Naturally, the hecklers were the talk of the intermission.

"Wasn't that something," said British designer Mary McFadden. "I thought if they'd had shotguns they could have shot everyone in the audience." Police, however, said the hecklers had no firearms.

"I knew it the minute I saw her," said Joanne Winship, a ballet patron who was sitting next to one of the female hecklers. "I had a feeling; she didn't look like one of us."

But then, it would have been difficult to look like one of them. Thousands of New York socialites turned up in gowns that even they talked about.

"The costumes are unbelievable," said Joan Sovern, wife of Michael, the Columbia University president. "People don't usually dress like this in New York. Look at those feathers over there. Hilarious. I mean, the whole thing is drop dead."

Then Joan Sovern turned her head slightly. "And look at the little one in green," she said.

And then, New York being New York, the little one in green and the woman in feathers got up from their chairs, strolled over to each other and began talking excitedly. As it turned out, the feathers belonged to Rosalie Levine, wife of Joseph, the movie producer. The woman in green was Eugenia Sheppard, the syndicated fashion writer.

"Stavropolous," Levine said of her gown. He's a Greek designer who does Gov. Hugh Carey's wife's clothes."Oh, he was my designer before anybody ever heard of her," said Levine, meaning Evangeline Gouletas-Cary. "Please , don't put me in that category."

The evening began with a cocktail reception just prior to the performance. Prince Charles turned out to shake hands, and what a collection of New York's rich, social and political you could see.
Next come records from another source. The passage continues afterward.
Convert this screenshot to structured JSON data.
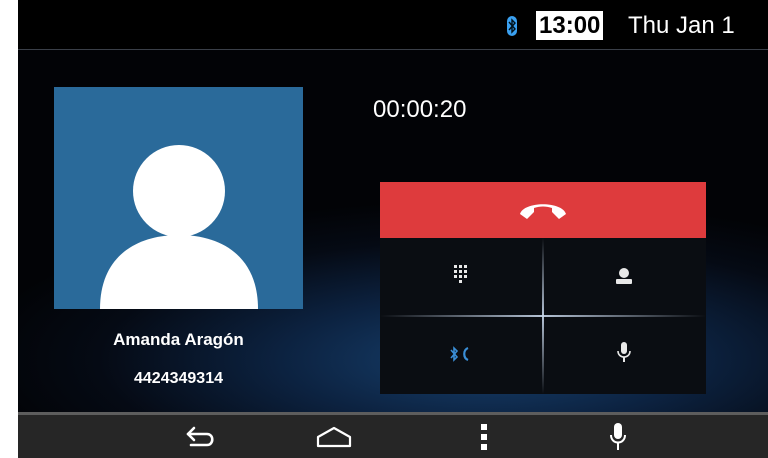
{
  "status_bar": {
    "time": "13:00",
    "date": "Thu Jan 1",
    "bluetooth_icon": "bluetooth-icon"
  },
  "contact": {
    "name": "Amanda Aragón",
    "number": "4424349314",
    "avatar_icon": "person-silhouette-icon"
  },
  "call": {
    "duration": "00:00:20",
    "end_call_icon": "phone-hangup-icon"
  },
  "controls": [
    {
      "icon": "dialpad-icon"
    },
    {
      "icon": "contact-icon"
    },
    {
      "icon": "bluetooth-audio-icon"
    },
    {
      "icon": "microphone-icon"
    }
  ],
  "navbar": [
    {
      "icon": "back-icon"
    },
    {
      "icon": "home-icon"
    },
    {
      "icon": "menu-icon"
    },
    {
      "icon": "voice-icon"
    }
  ],
  "colors": {
    "end_call": "#de3b3d",
    "avatar_bg": "#2a6a9a",
    "accent_blue": "#3a8ed6"
  }
}
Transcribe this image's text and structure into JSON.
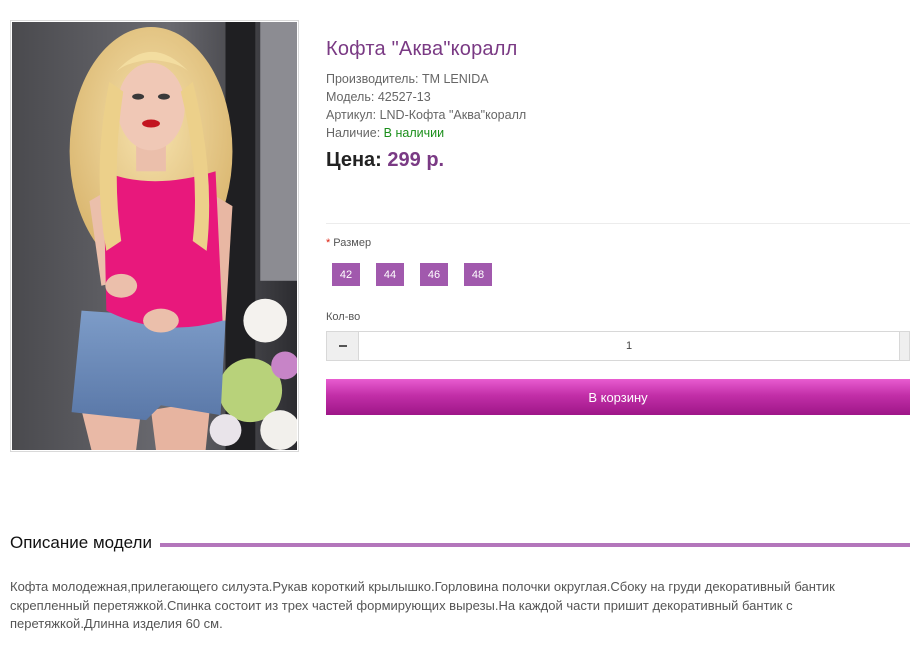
{
  "product": {
    "title": "Кофта \"Аква\"коралл",
    "manufacturer_label": "Производитель:",
    "manufacturer": "TM LENIDA",
    "model_label": "Модель:",
    "model": "42527-13",
    "sku_label": "Артикул:",
    "sku": "LND-Кофта \"Аква\"коралл",
    "availability_label": "Наличие:",
    "availability": "В наличии",
    "price_label": "Цена:",
    "price": "299 р."
  },
  "options": {
    "required_mark": "*",
    "size_label": "Размер",
    "sizes": [
      "42",
      "44",
      "46",
      "48"
    ],
    "quantity_label": "Кол-во",
    "quantity": "1"
  },
  "actions": {
    "add_to_cart": "В корзину"
  },
  "description": {
    "heading": "Описание модели",
    "text": "Кофта молодежная,прилегающего силуэта.Рукав короткий крылышко.Горловина полочки округлая.Сбоку на груди декоративный бантик скрепленный перетяжкой.Спинка состоит из трех частей формирующих вырезы.На каждой части пришит декоративный бантик с перетяжкой.Длинна изделия 60 см."
  },
  "colors": {
    "accent": "#7a3a84",
    "size_button": "#a159ad",
    "in_stock": "#1a8f1a",
    "cart_button": "#c22fa8",
    "heading_rule": "#b376bb"
  }
}
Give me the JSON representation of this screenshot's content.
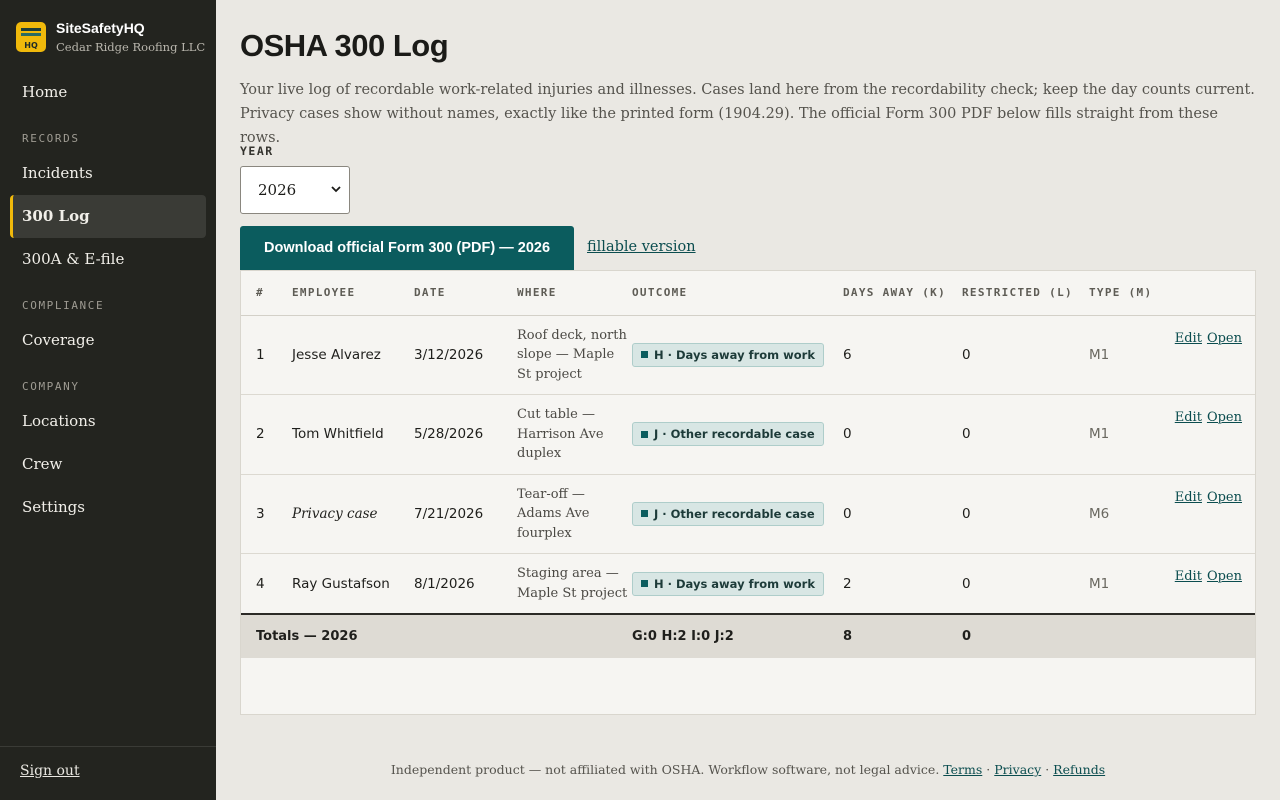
{
  "brand": {
    "name": "SiteSafetyHQ",
    "company": "Cedar Ridge Roofing LLC",
    "logo_text": "HQ"
  },
  "nav": {
    "home": "Home",
    "section_records": "RECORDS",
    "incidents": "Incidents",
    "log300": "300 Log",
    "e_file": "300A & E-file",
    "section_compliance": "COMPLIANCE",
    "coverage": "Coverage",
    "section_company": "COMPANY",
    "locations": "Locations",
    "crew": "Crew",
    "settings": "Settings",
    "active": "300 Log"
  },
  "sign_out": "Sign out",
  "page": {
    "title": "OSHA 300 Log",
    "intro": "Your live log of recordable work-related injuries and illnesses. Cases land here from the recordability check; keep the day counts current. Privacy cases show without names, exactly like the printed form (1904.29). The official Form 300 PDF below fills straight from these rows.",
    "year_label": "YEAR",
    "year_value": "2026",
    "download_label": "Download official Form 300 (PDF) — 2026",
    "fillable_label": "fillable version"
  },
  "table": {
    "headers": {
      "num": "#",
      "employee": "EMPLOYEE",
      "date": "DATE",
      "where": "WHERE",
      "outcome": "OUTCOME",
      "days_away": "DAYS AWAY (K)",
      "restricted": "RESTRICTED (L)",
      "type": "TYPE (M)"
    },
    "rows": [
      {
        "num": "1",
        "employee": "Jesse Alvarez",
        "date": "3/12/2026",
        "where": "Roof deck, north slope — Maple St project",
        "outcome": "H · Days away from work",
        "days_away": "6",
        "restricted": "0",
        "type": "M1",
        "edit": "Edit",
        "open": "Open"
      },
      {
        "num": "2",
        "employee": "Tom Whitfield",
        "date": "5/28/2026",
        "where": "Cut table — Harrison Ave duplex",
        "outcome": "J · Other recordable case",
        "days_away": "0",
        "restricted": "0",
        "type": "M1",
        "edit": "Edit",
        "open": "Open"
      },
      {
        "num": "3",
        "employee": "Privacy case",
        "date": "7/21/2026",
        "where": "Tear-off — Adams Ave fourplex",
        "outcome": "J · Other recordable case",
        "days_away": "0",
        "restricted": "0",
        "type": "M6",
        "edit": "Edit",
        "open": "Open"
      },
      {
        "num": "4",
        "employee": "Ray Gustafson",
        "date": "8/1/2026",
        "where": "Staging area — Maple St project",
        "outcome": "H · Days away from work",
        "days_away": "2",
        "restricted": "0",
        "type": "M1",
        "edit": "Edit",
        "open": "Open"
      }
    ],
    "totals": {
      "label": "Totals — 2026",
      "outcome": "G:0 H:2 I:0 J:2",
      "days_away": "8",
      "restricted": "0"
    }
  },
  "footer": {
    "text": "Independent product — not affiliated with OSHA. Workflow software, not legal advice.",
    "terms": "Terms",
    "privacy": "Privacy",
    "refunds": "Refunds",
    "sep": "·"
  },
  "colors": {
    "accent": "#0b5c5e",
    "highlight": "#f0b90b",
    "sidebar_bg": "#23241f",
    "page_bg": "#eae8e3"
  }
}
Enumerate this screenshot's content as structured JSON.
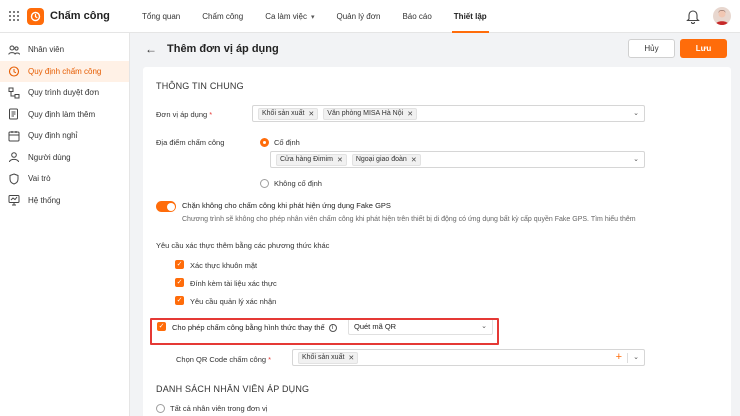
{
  "app": {
    "title": "Chấm công"
  },
  "nav": [
    {
      "label": "Tổng quan"
    },
    {
      "label": "Chấm công"
    },
    {
      "label": "Ca làm việc"
    },
    {
      "label": "Quản lý đơn"
    },
    {
      "label": "Báo cáo"
    },
    {
      "label": "Thiết lập"
    }
  ],
  "sidebar": {
    "items": [
      {
        "label": "Nhân viên",
        "icon": "users-icon"
      },
      {
        "label": "Quy định chấm công",
        "icon": "clock-icon"
      },
      {
        "label": "Quy trình duyệt đơn",
        "icon": "workflow-icon"
      },
      {
        "label": "Quy định làm thêm",
        "icon": "overtime-icon"
      },
      {
        "label": "Quy định nghỉ",
        "icon": "calendar-icon"
      },
      {
        "label": "Người dùng",
        "icon": "user-icon"
      },
      {
        "label": "Vai trò",
        "icon": "shield-icon"
      },
      {
        "label": "Hệ thống",
        "icon": "system-icon"
      }
    ]
  },
  "header": {
    "title": "Thêm đơn vị áp dụng",
    "cancel_label": "Hủy",
    "save_label": "Lưu"
  },
  "general": {
    "section_title": "THÔNG TIN CHUNG",
    "unit_label": "Đơn vị áp dụng",
    "unit_required": "*",
    "unit_tags": [
      "Khối sản xuất",
      "Văn phòng MISA Hà Nội"
    ],
    "location_label": "Địa điểm chấm công",
    "fixed_label": "Cố định",
    "location_tags": [
      "Cửa hàng Đimim",
      "Ngoại giao đoàn"
    ],
    "not_fixed_label": "Không cố định",
    "fake_gps_title": "Chặn không cho chấm công khi phát hiện ứng dụng Fake GPS",
    "fake_gps_desc": "Chương trình sẽ không cho phép nhân viên chấm công khi phát hiện trên thiết bị di động có ứng dụng bất kỳ cấp quyền Fake GPS. Tìm hiểu thêm",
    "extra_verify_label": "Yêu cầu xác thực thêm bằng các phương thức khác",
    "verify_options": [
      "Xác thực khuôn mặt",
      "Đính kèm tài liệu xác thực",
      "Yêu cầu quản lý xác nhận"
    ],
    "alt_method_label": "Cho phép chấm công bằng hình thức thay thế",
    "alt_method_value": "Quét mã QR",
    "qr_label": "Chọn QR Code chấm công",
    "qr_required": "*",
    "qr_tags": [
      "Khối sản xuất"
    ]
  },
  "employees": {
    "section_title": "DANH SÁCH NHÂN VIÊN ÁP DỤNG",
    "all_label": "Tất cả nhân viên trong đơn vị"
  },
  "colors": {
    "accent": "#ff6c0a",
    "highlight": "#e53935"
  }
}
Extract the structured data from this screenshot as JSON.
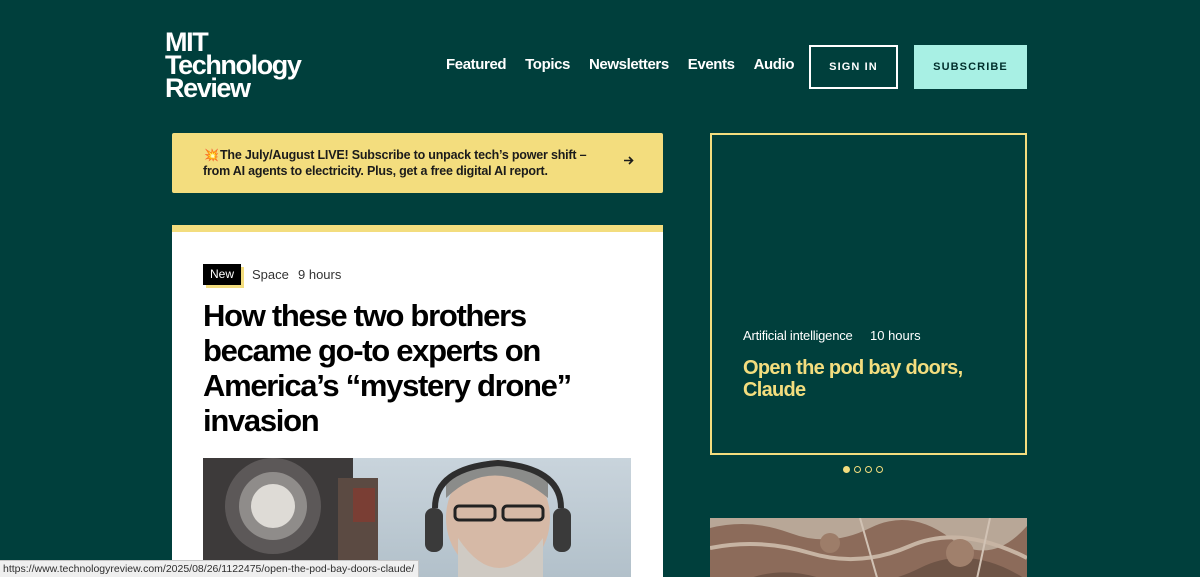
{
  "header": {
    "logo_lines": [
      "MIT",
      "Technology",
      "Review"
    ],
    "nav": [
      "Featured",
      "Topics",
      "Newsletters",
      "Events",
      "Audio"
    ],
    "sign_in_label": "SIGN IN",
    "subscribe_label": "SUBSCRIBE"
  },
  "promo": {
    "emoji": "💥",
    "text": "The July/August LIVE! Subscribe to unpack tech’s power shift – from AI agents to electricity. Plus, get a free digital AI report.",
    "arrow_icon": "arrow-right-icon"
  },
  "main_article": {
    "badge": "New",
    "topic": "Space",
    "time": "9 hours",
    "title": "How these two brothers became go-to experts on America’s “mystery drone” invasion"
  },
  "feature_article": {
    "topic": "Artificial intelligence",
    "time": "10 hours",
    "title": "Open the pod bay doors, Claude"
  },
  "carousel": {
    "total": 4,
    "active_index": 0
  },
  "statusbar": {
    "url": "https://www.technologyreview.com/2025/08/26/1122475/open-the-pod-bay-doors-claude/"
  },
  "colors": {
    "background": "#003f3c",
    "accent_yellow": "#f3dd7e",
    "subscribe_bg": "#a8f0e4",
    "white": "#ffffff"
  }
}
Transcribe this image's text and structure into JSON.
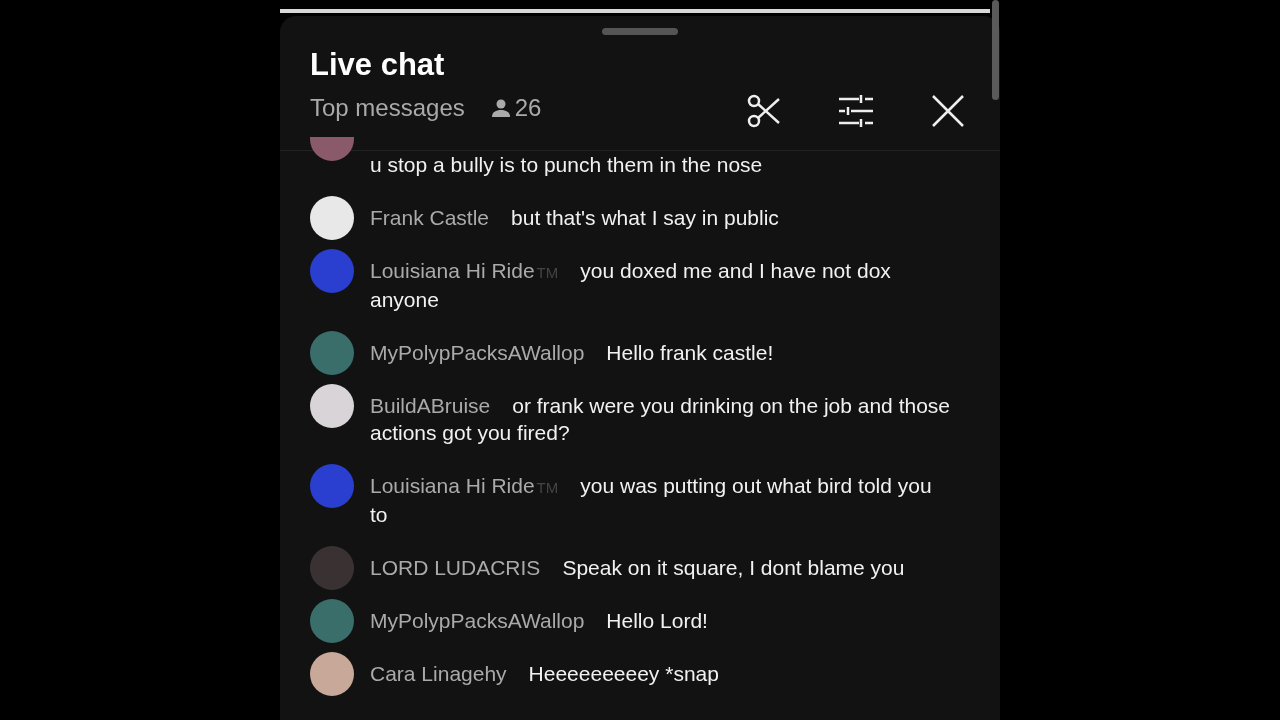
{
  "header": {
    "title": "Live chat",
    "filter": "Top messages",
    "viewer_count": "26"
  },
  "messages": [
    {
      "kind": "cut",
      "text": "u stop a bully is to punch them in the nose",
      "color": "#8a5a6a"
    },
    {
      "kind": "full",
      "author": "Frank Castle",
      "text": "but that's what I say in public",
      "color": "#e8e8e8"
    },
    {
      "kind": "full",
      "author": "Louisiana Hi Ride",
      "badge": "TM",
      "text": "you doxed me and I have not dox anyone",
      "color": "#2a3fd0"
    },
    {
      "kind": "full",
      "author": "MyPolypPacksAWallop",
      "text": "Hello frank castle!",
      "color": "#3a6e6a"
    },
    {
      "kind": "full",
      "author": "BuildABruise",
      "text": "or frank were you drinking on the job and those actions got you fired?",
      "color": "#d8d4d8"
    },
    {
      "kind": "full",
      "author": "Louisiana Hi Ride",
      "badge": "TM",
      "text": "you was putting out what bird told you to",
      "color": "#2a3fd0"
    },
    {
      "kind": "full",
      "author": "LORD LUDACRIS",
      "text": "Speak on it square, I dont blame you",
      "color": "#3a3232"
    },
    {
      "kind": "full",
      "author": "MyPolypPacksAWallop",
      "text": "Hello Lord!",
      "color": "#3a6e6a"
    },
    {
      "kind": "full",
      "author": "Cara Linagehy",
      "text": "Heeeeeeeeey *snap",
      "color": "#c8a898"
    }
  ]
}
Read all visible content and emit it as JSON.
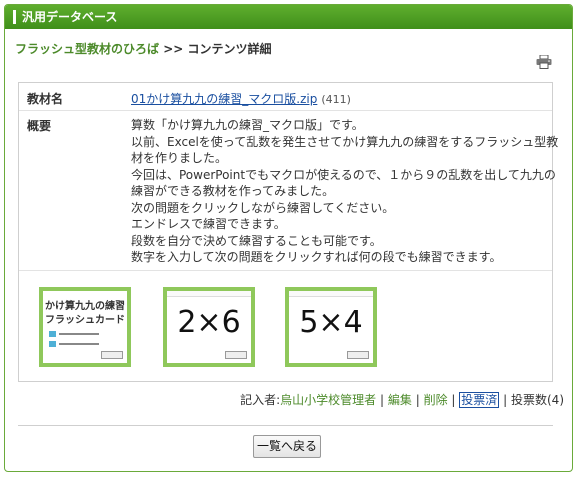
{
  "header": {
    "title": "汎用データベース"
  },
  "breadcrumb": {
    "parent": "フラッシュ型教材のひろば",
    "separator": ">>",
    "current": "コンテンツ詳細"
  },
  "detail": {
    "name_label": "教材名",
    "file_name": "01かけ算九九の練習_マクロ版.zip",
    "file_size": "(411)",
    "summary_label": "概要",
    "summary_lines": [
      "算数「かけ算九九の練習_マクロ版」です。",
      "以前、Excelを使って乱数を発生させてかけ算九九の練習をするフラッシュ型教",
      "材を作りました。",
      "今回は、PowerPointでもマクロが使えるので、１から９の乱数を出して九九の",
      "練習ができる教材を作ってみました。",
      "次の問題をクリックしながら練習してください。",
      "エンドレスで練習できます。",
      "段数を自分で決めて練習することも可能です。",
      "数字を入力して次の問題をクリックすれば何の段でも練習できます。"
    ]
  },
  "thumbnails": {
    "t1_title1": "かけ算九九の練習",
    "t1_title2": "フラッシュカード",
    "t2_text": "2×6",
    "t3_text": "5×4"
  },
  "footer": {
    "author_label": "記入者:",
    "author": "烏山小学校管理者",
    "sep": "|",
    "edit": "編集",
    "delete": "削除",
    "voted": "投票済",
    "votes": "投票数(4)"
  },
  "back_button": "一覧へ戻る",
  "icons": {
    "print": "printer-icon"
  },
  "colors": {
    "header_green": "#4c9e24",
    "link_blue": "#1a4fa0",
    "text_green": "#4c8a2a"
  }
}
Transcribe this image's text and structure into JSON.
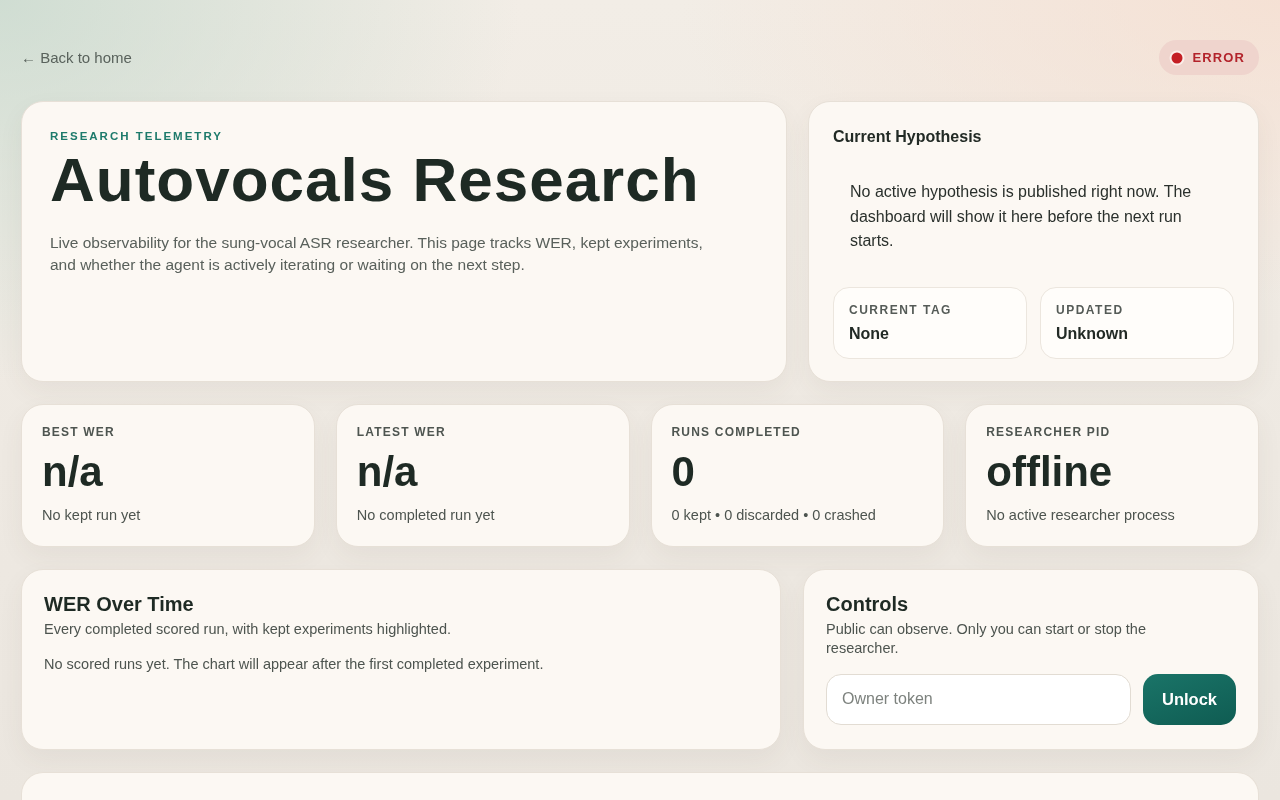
{
  "back_link": {
    "label": "← Back to home"
  },
  "status": {
    "label": "ERROR",
    "error": true
  },
  "hero": {
    "eyebrow": "RESEARCH TELEMETRY",
    "title": "Autovocals Research",
    "description": "Live observability for the sung-vocal ASR researcher. This page tracks WER, kept experiments, and whether the agent is actively iterating or waiting on the next step."
  },
  "hypothesis": {
    "title": "Current Hypothesis",
    "text": "No active hypothesis is published right now. The dashboard will show it here before the next run starts.",
    "fields": [
      {
        "label": "CURRENT TAG",
        "value": "None"
      },
      {
        "label": "UPDATED",
        "value": "Unknown"
      }
    ]
  },
  "stats": [
    {
      "label": "BEST WER",
      "value": "n/a",
      "note": "No kept run yet"
    },
    {
      "label": "LATEST WER",
      "value": "n/a",
      "note": "No completed run yet"
    },
    {
      "label": "RUNS COMPLETED",
      "value": "0",
      "note": "0 kept • 0 discarded • 0 crashed"
    },
    {
      "label": "RESEARCHER PID",
      "value": "offline",
      "note": "No active researcher process"
    }
  ],
  "wer_panel": {
    "title": "WER Over Time",
    "subtitle": "Every completed scored run, with kept experiments highlighted.",
    "empty_message": "No scored runs yet. The chart will appear after the first completed experiment."
  },
  "controls": {
    "title": "Controls",
    "text": "Public can observe. Only you can start or stop the researcher.",
    "token_field": {
      "placeholder": "Owner token"
    },
    "button": "Unlock"
  }
}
A sampling:

Happy Rockefeller, opera star Beverly Sills, cosmetic magnate Estee Lauder, CBS chairman of the board William S. Paley, socialite Marietta Tree, financier Felix Rohatyn, and World Bank President Robert McNamara, who arriver with Christina Ford, the former wife of the auto czar.

"Hot news," said Esther Coopersmith, the Washington Democratic fund-raiser.

"Oh, we've known each other for 20 years," said McNamara. "Old friends from Detroit."

McNamara and Coopersmith were part of the Washington contingent at the reception. Others among them were Reagan friend Robert Keith Gary, Jack and Bonita Wrather, Sen. Larry Pressler (R.-S.D.) and British Ambassador Sir Nicholas Henderson.

The prince certainly appeared to be in a good mood. He moved slowly up and down a narrow red carpet in a reception hall at Lincoln Center, shaking hands and having a pleasant word for everyone. Rich and famous New Yorkers, often a blase lot when it comes to other rich and famous, were just slightly more subdued than a fanatic fan club.

"Delicious," Elizabeth Rohatyn, wife of Felix, said of the prince.

"Well, we have our royalty," said Felix Rohatyn. "Ed Koch, Meade Esposito . . .

"I just finished a biography of you," said Christina Malkemus, a lawyer from Boston, to Charles. "Your accomplishments are remarkable."

"It's all rubbish," laughed the prince.

"I'm going to send you Aramis," Estee Lauder said to him.

"For me?" Charles responded.

"Very nice skin," Lauder said in an aside as he moved on.

After the performance, there was a dinner dance in a huge tent put up in Damrosch Park. Lester Lanin's Orchestra played a Welsh jig as the prince and Nancy Reagan arrived, side by side. They ate at the head table and were absorbed in their own conversation.

After the dessert of blueberries, raspberries and strawberries, the prince and Nancy Reagan had one dance on the parquet floor. Then he told her good night and, the first lady departed, he turned his attention to the younger women. First he danced with a friend from England and then a second young woman actually went up and asked him to dance.

He obliged, first to "Bad, Bad Leroy Brown" and then "YMCA" -- authentic disco. The prince wasn't bad.

Then he left, and to finish off the evening in a grand way, Elizabeth Taylor arrived. It was close to 1 a.m. but she was straight from her show "The Little Foxes" and sitting regally at her table, rubies clustered around her throat. She had spoken to both the prince and Nancy Reagan on their way out. "He reminded me of the last time we saw each other," she said. "It was in the south of France."